_Assignment:_
Scan the material below for "label", then return each line that contains it.

---+---

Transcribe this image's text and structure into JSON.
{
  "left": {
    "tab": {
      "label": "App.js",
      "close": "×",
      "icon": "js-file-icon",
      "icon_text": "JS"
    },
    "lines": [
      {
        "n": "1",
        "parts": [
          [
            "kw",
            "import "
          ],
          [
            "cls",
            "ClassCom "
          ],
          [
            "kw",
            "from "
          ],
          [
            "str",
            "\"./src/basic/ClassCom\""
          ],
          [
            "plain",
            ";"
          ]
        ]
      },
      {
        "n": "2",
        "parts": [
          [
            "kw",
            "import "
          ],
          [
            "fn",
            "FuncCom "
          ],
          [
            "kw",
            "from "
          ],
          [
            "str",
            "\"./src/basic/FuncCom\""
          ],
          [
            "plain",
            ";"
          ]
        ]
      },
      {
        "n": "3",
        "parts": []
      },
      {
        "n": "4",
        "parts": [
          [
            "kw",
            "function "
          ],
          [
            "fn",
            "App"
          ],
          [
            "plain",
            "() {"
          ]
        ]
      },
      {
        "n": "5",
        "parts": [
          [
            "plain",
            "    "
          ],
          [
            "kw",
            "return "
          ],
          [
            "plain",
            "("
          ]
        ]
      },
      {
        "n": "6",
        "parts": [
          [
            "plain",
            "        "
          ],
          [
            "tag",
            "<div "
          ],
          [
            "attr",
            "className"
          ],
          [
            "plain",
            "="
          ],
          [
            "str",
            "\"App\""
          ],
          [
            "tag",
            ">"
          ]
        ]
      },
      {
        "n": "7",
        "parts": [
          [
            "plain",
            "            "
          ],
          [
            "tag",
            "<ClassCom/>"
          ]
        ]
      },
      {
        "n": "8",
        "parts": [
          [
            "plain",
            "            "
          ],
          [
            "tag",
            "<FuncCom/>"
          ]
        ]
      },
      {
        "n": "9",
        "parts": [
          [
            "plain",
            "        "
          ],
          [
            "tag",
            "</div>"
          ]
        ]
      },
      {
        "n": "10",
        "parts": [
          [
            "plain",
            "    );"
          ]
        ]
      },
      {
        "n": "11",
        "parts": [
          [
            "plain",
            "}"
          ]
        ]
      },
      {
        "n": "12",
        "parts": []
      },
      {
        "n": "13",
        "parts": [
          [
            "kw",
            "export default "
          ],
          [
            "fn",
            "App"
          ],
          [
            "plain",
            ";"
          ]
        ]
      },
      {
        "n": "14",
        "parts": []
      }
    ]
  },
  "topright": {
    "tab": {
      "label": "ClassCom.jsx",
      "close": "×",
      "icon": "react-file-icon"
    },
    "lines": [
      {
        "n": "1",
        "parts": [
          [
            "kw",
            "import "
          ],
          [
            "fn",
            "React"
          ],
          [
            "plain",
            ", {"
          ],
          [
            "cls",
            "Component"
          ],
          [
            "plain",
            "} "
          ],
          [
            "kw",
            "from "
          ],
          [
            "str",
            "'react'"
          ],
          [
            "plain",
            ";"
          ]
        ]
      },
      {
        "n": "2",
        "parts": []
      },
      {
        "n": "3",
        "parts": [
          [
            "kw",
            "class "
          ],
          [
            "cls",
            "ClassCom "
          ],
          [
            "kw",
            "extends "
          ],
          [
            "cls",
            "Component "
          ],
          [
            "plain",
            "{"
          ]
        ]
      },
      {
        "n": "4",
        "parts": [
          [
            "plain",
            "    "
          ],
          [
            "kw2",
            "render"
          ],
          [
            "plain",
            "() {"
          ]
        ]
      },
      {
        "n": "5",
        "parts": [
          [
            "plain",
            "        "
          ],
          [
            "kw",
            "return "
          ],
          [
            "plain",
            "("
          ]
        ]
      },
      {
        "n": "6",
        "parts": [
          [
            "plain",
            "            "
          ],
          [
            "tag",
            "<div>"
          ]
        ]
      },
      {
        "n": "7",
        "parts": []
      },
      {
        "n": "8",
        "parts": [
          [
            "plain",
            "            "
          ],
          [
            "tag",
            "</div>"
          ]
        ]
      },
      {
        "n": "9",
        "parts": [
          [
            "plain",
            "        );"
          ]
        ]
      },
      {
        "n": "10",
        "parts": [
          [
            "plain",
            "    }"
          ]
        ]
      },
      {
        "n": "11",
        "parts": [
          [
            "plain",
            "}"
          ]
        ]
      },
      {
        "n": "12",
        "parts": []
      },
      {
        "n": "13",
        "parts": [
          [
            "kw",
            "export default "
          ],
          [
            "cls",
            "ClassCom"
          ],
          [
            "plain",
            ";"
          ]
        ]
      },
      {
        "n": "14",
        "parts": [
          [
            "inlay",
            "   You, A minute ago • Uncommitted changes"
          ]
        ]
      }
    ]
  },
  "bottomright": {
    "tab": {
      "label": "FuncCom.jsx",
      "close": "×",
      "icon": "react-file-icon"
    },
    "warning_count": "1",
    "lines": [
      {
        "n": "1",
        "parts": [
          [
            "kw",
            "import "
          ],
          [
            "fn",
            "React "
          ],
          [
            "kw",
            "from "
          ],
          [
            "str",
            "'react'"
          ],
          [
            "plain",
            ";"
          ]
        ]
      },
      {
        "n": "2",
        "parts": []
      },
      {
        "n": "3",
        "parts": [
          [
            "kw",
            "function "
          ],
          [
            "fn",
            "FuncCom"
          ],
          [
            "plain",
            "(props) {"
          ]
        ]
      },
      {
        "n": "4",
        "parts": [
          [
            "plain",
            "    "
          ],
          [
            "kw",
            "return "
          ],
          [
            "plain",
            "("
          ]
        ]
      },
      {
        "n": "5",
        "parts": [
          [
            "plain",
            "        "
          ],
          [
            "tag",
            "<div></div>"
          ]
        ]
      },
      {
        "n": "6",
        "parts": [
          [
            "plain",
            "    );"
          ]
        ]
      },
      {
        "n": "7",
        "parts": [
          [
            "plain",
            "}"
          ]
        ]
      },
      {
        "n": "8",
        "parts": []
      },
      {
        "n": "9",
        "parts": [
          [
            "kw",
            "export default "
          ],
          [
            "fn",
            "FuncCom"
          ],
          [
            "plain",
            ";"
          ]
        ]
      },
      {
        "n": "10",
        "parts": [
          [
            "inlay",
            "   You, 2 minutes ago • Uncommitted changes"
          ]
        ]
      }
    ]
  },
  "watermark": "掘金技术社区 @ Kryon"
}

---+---

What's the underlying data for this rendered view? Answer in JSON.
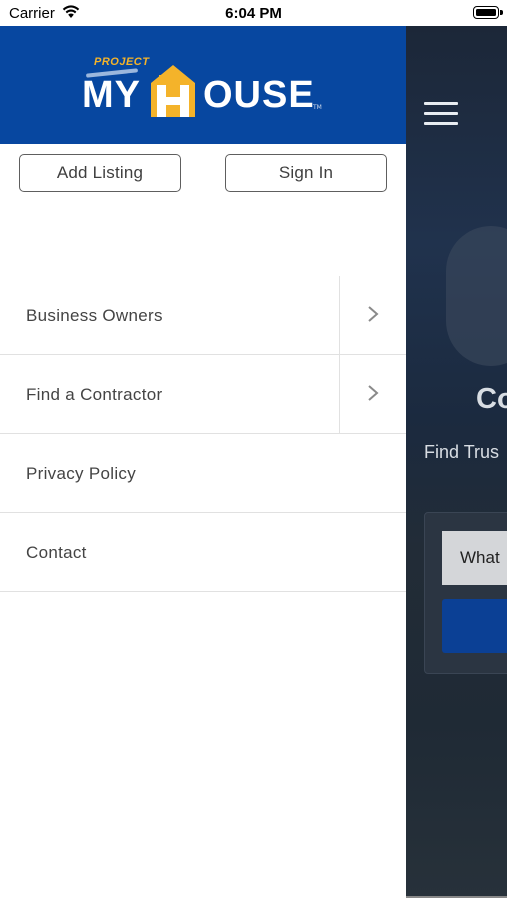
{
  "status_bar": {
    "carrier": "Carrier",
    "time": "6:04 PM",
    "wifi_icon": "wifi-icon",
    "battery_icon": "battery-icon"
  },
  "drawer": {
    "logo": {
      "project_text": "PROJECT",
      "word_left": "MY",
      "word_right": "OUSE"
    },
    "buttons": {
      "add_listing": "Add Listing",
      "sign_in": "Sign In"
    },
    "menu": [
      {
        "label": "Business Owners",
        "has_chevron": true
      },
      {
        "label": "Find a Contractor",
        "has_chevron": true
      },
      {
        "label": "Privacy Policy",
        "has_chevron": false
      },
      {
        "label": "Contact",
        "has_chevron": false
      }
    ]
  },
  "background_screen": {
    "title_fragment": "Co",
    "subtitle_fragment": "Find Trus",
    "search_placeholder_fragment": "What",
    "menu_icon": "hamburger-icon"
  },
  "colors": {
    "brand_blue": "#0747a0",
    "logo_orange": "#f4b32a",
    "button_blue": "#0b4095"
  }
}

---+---

_Your response:_
      "label": "App.js",
      "label": "ClassCom.jsx",
      "label": "FuncCom.jsx",
        "label": "Business Owners",
        "label": "Find a Contractor",
        "label": "Privacy Policy",
        "label": "Contact",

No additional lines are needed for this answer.